WORK ITEM
The records that follow must be printed exactly as they are.

Recorded data

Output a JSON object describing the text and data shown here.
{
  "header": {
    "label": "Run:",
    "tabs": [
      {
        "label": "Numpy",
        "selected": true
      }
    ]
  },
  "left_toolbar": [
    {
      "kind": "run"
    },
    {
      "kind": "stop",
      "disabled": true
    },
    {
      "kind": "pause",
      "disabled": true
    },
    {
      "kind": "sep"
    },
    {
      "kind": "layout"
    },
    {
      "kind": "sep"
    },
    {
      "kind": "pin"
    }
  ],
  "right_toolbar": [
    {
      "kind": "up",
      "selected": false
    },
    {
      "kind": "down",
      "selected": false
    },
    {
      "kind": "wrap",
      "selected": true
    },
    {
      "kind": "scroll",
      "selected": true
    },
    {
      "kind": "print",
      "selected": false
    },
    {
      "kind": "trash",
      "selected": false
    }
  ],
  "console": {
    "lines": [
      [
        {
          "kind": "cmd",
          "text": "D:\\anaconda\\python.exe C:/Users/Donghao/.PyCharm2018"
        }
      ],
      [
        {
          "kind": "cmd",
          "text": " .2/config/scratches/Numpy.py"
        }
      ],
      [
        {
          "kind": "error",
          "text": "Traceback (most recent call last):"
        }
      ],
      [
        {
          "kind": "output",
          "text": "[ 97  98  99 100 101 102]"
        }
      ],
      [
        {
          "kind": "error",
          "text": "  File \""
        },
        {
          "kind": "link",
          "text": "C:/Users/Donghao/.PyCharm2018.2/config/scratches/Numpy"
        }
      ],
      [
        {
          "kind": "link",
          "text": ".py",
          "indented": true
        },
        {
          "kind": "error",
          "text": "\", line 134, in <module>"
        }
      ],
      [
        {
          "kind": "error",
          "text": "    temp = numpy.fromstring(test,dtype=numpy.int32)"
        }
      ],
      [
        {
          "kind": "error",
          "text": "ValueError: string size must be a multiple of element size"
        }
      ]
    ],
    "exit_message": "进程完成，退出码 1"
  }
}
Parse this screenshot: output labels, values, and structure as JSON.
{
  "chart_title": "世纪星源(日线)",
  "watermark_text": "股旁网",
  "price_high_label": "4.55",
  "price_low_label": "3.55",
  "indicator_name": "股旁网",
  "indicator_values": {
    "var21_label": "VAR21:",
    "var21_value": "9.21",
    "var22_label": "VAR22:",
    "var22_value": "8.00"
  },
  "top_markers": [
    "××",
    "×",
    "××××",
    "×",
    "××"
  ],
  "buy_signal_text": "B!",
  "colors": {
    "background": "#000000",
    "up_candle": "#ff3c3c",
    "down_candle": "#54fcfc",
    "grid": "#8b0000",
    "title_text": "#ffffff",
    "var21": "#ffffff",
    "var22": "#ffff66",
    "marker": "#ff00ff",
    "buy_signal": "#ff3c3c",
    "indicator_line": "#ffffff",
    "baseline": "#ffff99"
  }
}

RESPONSE TO THE TASK
Output a JSON object describing the text and data shown here.
{
  "header": {
    "label": "Run:",
    "tabs": [
      {
        "label": "Numpy",
        "selected": true
      }
    ]
  },
  "left_toolbar": [
    {
      "kind": "run"
    },
    {
      "kind": "stop",
      "disabled": true
    },
    {
      "kind": "pause",
      "disabled": true
    },
    {
      "kind": "sep"
    },
    {
      "kind": "layout"
    },
    {
      "kind": "sep"
    },
    {
      "kind": "pin"
    }
  ],
  "right_toolbar": [
    {
      "kind": "up",
      "selected": false
    },
    {
      "kind": "down",
      "selected": false
    },
    {
      "kind": "wrap",
      "selected": true
    },
    {
      "kind": "scroll",
      "selected": true
    },
    {
      "kind": "print",
      "selected": false
    },
    {
      "kind": "trash",
      "selected": false
    }
  ],
  "console": {
    "lines": [
      [
        {
          "kind": "cmd",
          "text": "D:\\anaconda\\python.exe C:/Users/Donghao/.PyCharm2018"
        }
      ],
      [
        {
          "kind": "cmd",
          "text": " .2/config/scratches/Numpy.py"
        }
      ],
      [
        {
          "kind": "error",
          "text": "Traceback (most recent call last):"
        }
      ],
      [
        {
          "kind": "output",
          "text": "[ 97  98  99 100 101 102]"
        }
      ],
      [
        {
          "kind": "error",
          "text": "  File \""
        },
        {
          "kind": "link",
          "text": "C:/Users/Donghao/.PyCharm2018.2/config/scratches/Numpy"
        }
      ],
      [
        {
          "kind": "link",
          "text": ".py",
          "indented": true
        },
        {
          "kind": "error",
          "text": "\", line 134, in <module>"
        }
      ],
      [
        {
          "kind": "error",
          "text": "    temp = numpy.fromstring(test,dtype=numpy.int32)"
        }
      ],
      [
        {
          "kind": "error",
          "text": "ValueError: string size must be a multiple of element size"
        }
      ]
    ],
    "exit_message": "进程完成，退出码 1"
  }
}
Parse this screenshot: output labels, values, and structure as JSON.
{
  "chart_title": "世纪星源(日线)",
  "watermark_text": "股旁网",
  "price_high_label": "4.55",
  "price_low_label": "3.55",
  "indicator_name": "股旁网",
  "indicator_values": {
    "var21_label": "VAR21:",
    "var21_value": "9.21",
    "var22_label": "VAR22:",
    "var22_value": "8.00"
  },
  "top_markers": [
    "××",
    "×",
    "××××",
    "×",
    "××"
  ],
  "buy_signal_text": "B!",
  "colors": {
    "background": "#000000",
    "up_candle": "#ff3c3c",
    "down_candle": "#54fcfc",
    "grid": "#8b0000",
    "title_text": "#ffffff",
    "var21": "#ffffff",
    "var22": "#ffff66",
    "marker": "#ff00ff",
    "buy_signal": "#ff3c3c",
    "indicator_line": "#ffffff",
    "baseline": "#ffff99"
  }
}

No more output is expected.